Task details:
Exclude the pictures, then repeat the remaining data exactly.

Start of Data for this task

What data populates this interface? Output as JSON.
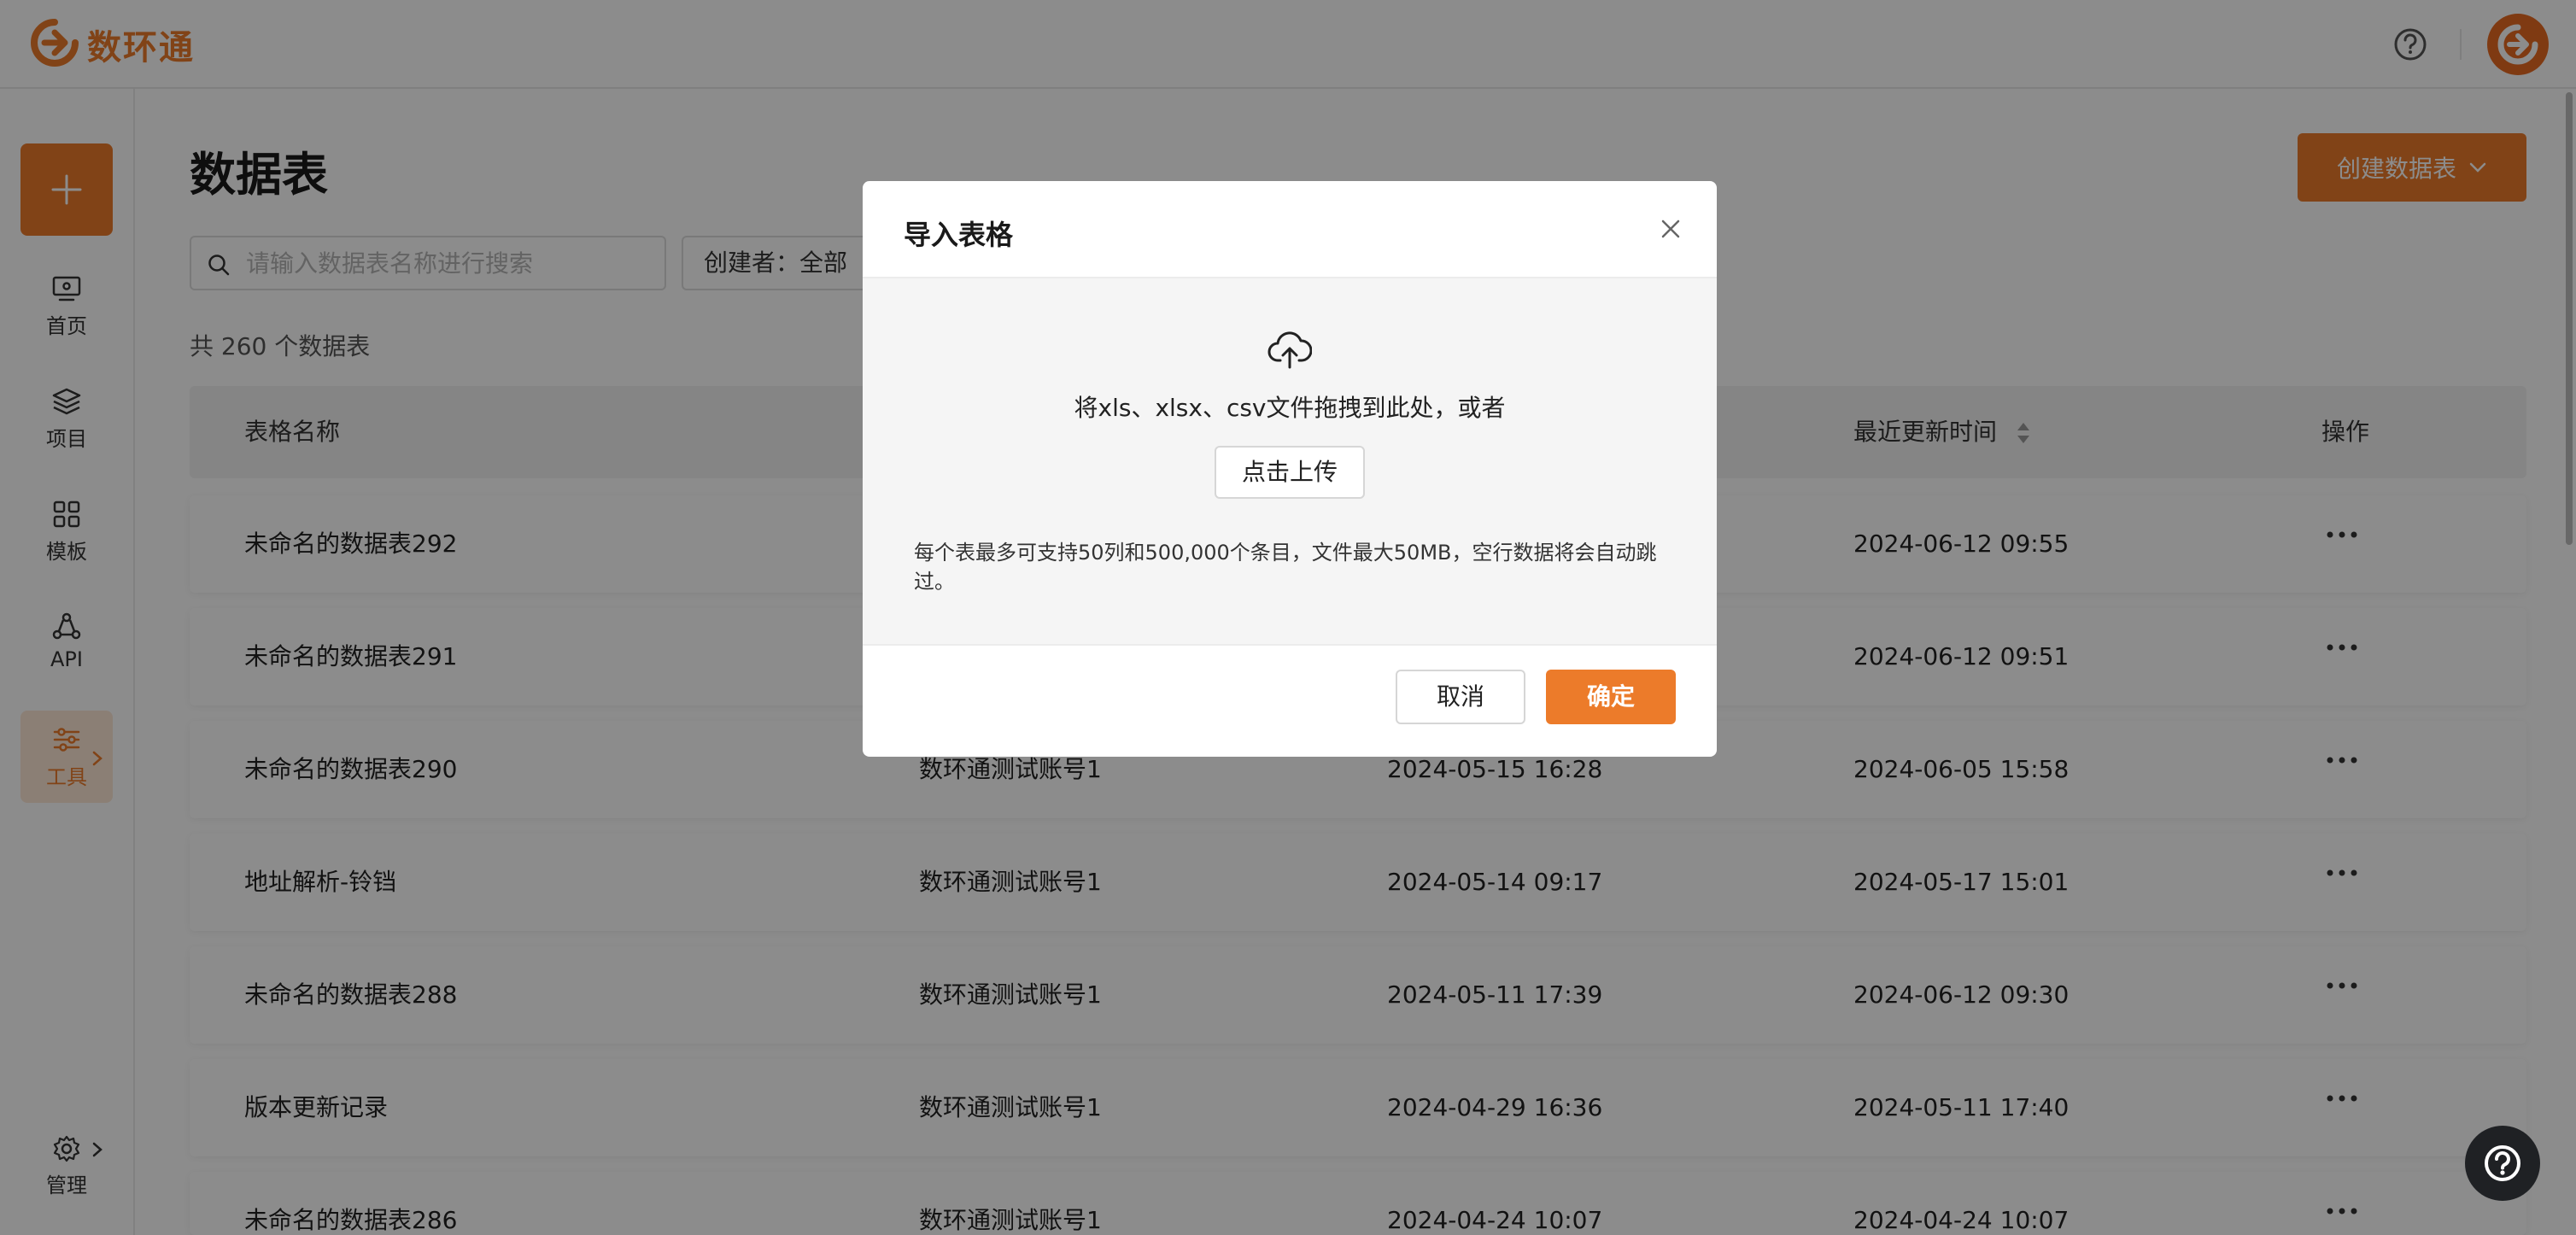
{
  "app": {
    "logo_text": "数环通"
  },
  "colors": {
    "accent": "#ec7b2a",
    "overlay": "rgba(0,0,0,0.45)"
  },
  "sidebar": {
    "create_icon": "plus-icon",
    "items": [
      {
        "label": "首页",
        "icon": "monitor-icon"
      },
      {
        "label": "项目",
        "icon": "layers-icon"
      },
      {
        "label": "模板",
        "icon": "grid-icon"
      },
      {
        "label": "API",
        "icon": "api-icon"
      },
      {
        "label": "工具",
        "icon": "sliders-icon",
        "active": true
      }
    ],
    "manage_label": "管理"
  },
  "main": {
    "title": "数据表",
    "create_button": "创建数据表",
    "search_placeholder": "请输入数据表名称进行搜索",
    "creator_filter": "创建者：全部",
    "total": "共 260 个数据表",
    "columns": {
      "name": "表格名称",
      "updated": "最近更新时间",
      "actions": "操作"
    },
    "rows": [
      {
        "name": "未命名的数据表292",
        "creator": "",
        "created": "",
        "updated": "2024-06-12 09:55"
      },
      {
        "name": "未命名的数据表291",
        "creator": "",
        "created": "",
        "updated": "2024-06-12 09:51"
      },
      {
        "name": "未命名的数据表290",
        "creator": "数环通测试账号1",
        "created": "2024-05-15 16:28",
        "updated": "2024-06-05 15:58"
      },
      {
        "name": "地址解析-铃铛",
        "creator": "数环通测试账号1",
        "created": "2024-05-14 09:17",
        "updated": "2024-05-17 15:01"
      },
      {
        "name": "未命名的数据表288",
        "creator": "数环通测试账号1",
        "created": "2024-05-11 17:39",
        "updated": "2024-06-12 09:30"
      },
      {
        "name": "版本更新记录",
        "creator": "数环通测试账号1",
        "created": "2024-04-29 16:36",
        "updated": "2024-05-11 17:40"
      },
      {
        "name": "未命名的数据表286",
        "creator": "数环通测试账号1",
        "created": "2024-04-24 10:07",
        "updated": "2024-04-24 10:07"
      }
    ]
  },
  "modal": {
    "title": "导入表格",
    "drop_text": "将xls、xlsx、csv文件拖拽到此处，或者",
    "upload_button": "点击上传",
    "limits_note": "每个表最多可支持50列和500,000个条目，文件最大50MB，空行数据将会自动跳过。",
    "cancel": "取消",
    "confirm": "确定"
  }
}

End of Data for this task

Task solution:
What data populates this interface? Output as JSON.
{
  "app": {
    "logo_text": "数环通"
  },
  "colors": {
    "accent": "#ec7b2a",
    "overlay": "rgba(0,0,0,0.45)"
  },
  "sidebar": {
    "create_icon": "plus-icon",
    "items": [
      {
        "label": "首页",
        "icon": "monitor-icon"
      },
      {
        "label": "项目",
        "icon": "layers-icon"
      },
      {
        "label": "模板",
        "icon": "grid-icon"
      },
      {
        "label": "API",
        "icon": "api-icon"
      },
      {
        "label": "工具",
        "icon": "sliders-icon",
        "active": true
      }
    ],
    "manage_label": "管理"
  },
  "main": {
    "title": "数据表",
    "create_button": "创建数据表",
    "search_placeholder": "请输入数据表名称进行搜索",
    "creator_filter": "创建者：全部",
    "total": "共 260 个数据表",
    "columns": {
      "name": "表格名称",
      "updated": "最近更新时间",
      "actions": "操作"
    },
    "rows": [
      {
        "name": "未命名的数据表292",
        "creator": "",
        "created": "",
        "updated": "2024-06-12 09:55"
      },
      {
        "name": "未命名的数据表291",
        "creator": "",
        "created": "",
        "updated": "2024-06-12 09:51"
      },
      {
        "name": "未命名的数据表290",
        "creator": "数环通测试账号1",
        "created": "2024-05-15 16:28",
        "updated": "2024-06-05 15:58"
      },
      {
        "name": "地址解析-铃铛",
        "creator": "数环通测试账号1",
        "created": "2024-05-14 09:17",
        "updated": "2024-05-17 15:01"
      },
      {
        "name": "未命名的数据表288",
        "creator": "数环通测试账号1",
        "created": "2024-05-11 17:39",
        "updated": "2024-06-12 09:30"
      },
      {
        "name": "版本更新记录",
        "creator": "数环通测试账号1",
        "created": "2024-04-29 16:36",
        "updated": "2024-05-11 17:40"
      },
      {
        "name": "未命名的数据表286",
        "creator": "数环通测试账号1",
        "created": "2024-04-24 10:07",
        "updated": "2024-04-24 10:07"
      }
    ]
  },
  "modal": {
    "title": "导入表格",
    "drop_text": "将xls、xlsx、csv文件拖拽到此处，或者",
    "upload_button": "点击上传",
    "limits_note": "每个表最多可支持50列和500,000个条目，文件最大50MB，空行数据将会自动跳过。",
    "cancel": "取消",
    "confirm": "确定"
  }
}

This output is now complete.